> DATASET RECORDS:
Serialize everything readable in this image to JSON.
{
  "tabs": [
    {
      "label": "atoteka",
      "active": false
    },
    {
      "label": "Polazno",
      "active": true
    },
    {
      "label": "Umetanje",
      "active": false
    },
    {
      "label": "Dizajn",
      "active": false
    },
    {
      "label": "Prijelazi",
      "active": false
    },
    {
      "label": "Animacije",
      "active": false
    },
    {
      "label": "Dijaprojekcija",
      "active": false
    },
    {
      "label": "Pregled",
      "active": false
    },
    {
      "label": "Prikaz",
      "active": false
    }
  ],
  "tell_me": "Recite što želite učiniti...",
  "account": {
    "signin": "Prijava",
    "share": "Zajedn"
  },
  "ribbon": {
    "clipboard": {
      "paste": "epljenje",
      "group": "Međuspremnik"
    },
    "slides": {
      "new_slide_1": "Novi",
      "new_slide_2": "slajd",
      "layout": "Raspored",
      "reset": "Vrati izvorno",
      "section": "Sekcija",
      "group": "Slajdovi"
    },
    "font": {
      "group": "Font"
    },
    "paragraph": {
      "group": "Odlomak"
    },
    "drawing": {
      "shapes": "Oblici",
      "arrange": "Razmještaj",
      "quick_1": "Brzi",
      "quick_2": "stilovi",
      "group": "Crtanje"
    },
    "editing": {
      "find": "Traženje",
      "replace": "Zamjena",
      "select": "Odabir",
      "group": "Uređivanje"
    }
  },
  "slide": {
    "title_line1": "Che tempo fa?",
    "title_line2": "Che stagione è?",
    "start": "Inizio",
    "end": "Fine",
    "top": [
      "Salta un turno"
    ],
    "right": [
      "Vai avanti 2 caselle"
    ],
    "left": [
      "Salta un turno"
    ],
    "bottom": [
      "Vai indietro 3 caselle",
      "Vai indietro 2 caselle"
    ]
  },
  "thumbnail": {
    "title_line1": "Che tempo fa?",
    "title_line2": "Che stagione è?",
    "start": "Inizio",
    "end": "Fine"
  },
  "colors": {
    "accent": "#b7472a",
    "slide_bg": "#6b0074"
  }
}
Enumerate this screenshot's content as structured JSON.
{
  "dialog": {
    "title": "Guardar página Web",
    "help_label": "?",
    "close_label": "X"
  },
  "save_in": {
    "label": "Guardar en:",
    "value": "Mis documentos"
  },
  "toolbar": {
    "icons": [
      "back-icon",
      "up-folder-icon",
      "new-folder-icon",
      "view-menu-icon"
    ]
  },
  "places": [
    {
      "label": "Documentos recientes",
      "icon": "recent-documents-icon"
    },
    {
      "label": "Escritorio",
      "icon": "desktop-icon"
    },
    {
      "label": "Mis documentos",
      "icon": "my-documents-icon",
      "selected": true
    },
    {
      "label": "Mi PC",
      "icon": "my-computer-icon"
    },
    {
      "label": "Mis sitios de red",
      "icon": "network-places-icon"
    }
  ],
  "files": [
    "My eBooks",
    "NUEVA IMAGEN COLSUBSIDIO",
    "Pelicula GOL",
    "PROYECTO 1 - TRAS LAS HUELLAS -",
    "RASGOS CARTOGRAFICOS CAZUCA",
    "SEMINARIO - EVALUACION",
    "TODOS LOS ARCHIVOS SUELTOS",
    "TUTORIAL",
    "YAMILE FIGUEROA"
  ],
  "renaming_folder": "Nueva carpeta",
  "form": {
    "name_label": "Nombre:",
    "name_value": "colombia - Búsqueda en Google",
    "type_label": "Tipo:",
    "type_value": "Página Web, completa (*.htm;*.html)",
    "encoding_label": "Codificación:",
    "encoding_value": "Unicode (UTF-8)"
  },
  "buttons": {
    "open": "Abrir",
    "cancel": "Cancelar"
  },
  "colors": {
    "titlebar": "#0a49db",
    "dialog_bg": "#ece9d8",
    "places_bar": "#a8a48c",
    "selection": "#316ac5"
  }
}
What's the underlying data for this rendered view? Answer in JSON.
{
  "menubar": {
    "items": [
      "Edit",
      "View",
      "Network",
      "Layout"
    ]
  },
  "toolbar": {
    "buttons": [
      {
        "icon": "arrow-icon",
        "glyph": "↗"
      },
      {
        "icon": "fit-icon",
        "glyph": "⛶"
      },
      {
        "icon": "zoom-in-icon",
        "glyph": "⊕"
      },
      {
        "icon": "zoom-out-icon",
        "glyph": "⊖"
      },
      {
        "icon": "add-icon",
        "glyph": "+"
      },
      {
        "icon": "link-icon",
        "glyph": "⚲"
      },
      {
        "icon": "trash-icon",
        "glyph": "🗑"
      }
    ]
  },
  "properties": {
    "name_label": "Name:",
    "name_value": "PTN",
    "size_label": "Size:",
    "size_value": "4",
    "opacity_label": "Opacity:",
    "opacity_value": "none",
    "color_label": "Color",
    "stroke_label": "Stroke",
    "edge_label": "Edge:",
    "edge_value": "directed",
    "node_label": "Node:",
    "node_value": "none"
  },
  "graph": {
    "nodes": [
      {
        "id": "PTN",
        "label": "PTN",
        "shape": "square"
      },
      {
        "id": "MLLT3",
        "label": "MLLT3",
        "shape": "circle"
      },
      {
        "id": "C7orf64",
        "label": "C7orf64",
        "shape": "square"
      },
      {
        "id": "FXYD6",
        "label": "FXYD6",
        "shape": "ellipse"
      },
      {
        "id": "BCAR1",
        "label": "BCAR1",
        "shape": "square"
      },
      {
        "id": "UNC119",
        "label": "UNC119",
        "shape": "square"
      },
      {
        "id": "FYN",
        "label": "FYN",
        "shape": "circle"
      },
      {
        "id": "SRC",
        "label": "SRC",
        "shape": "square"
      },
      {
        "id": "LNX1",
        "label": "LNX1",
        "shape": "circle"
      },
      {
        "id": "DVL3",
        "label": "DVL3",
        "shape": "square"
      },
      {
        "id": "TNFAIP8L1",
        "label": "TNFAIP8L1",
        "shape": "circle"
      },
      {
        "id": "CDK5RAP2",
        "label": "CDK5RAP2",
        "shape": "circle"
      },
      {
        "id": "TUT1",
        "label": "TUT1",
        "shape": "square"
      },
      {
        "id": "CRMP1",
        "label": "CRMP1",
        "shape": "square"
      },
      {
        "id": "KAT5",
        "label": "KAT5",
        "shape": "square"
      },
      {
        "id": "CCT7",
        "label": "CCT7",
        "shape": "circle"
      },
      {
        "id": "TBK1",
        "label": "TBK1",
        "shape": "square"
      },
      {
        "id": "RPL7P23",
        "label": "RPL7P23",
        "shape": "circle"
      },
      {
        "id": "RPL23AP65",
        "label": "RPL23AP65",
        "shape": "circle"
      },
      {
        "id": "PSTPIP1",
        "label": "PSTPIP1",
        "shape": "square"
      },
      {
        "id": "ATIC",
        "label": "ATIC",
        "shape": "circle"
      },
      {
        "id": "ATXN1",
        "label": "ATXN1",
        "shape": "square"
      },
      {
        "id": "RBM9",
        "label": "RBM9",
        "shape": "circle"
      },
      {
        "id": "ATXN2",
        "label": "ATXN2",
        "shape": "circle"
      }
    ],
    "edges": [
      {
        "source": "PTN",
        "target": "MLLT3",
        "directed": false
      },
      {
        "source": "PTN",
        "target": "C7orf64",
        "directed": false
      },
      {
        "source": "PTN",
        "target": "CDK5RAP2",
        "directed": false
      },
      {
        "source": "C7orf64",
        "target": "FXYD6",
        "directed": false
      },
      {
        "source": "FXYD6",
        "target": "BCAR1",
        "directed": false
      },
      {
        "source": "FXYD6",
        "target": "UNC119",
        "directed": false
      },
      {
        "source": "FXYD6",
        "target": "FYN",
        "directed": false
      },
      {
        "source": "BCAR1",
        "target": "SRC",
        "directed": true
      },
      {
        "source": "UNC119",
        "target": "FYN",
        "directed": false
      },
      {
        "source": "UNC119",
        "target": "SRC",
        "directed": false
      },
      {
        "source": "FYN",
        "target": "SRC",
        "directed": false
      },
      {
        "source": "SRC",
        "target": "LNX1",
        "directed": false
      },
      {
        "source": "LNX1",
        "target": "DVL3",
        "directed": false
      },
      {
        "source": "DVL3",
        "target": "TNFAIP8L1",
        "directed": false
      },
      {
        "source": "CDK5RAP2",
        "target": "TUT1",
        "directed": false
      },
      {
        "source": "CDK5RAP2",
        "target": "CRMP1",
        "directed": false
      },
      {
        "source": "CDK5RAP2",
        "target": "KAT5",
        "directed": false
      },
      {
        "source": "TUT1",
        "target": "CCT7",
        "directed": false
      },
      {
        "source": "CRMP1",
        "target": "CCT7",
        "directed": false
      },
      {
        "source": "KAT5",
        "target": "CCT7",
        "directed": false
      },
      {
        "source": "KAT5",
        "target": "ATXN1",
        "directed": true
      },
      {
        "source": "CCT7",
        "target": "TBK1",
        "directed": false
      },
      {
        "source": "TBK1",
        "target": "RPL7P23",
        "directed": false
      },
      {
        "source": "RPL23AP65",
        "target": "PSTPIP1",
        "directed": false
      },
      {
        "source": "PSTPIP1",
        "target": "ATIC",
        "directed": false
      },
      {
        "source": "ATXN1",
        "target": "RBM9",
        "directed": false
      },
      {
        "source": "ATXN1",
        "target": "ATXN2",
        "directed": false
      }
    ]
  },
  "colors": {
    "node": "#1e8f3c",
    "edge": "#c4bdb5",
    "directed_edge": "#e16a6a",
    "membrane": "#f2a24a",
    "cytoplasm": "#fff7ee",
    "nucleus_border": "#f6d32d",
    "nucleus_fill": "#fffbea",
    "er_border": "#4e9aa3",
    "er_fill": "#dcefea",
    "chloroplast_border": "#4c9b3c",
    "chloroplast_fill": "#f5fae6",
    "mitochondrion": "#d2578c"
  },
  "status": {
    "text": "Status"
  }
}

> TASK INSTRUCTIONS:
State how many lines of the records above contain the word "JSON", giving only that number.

> RESULT OF THE EXERCISE:
3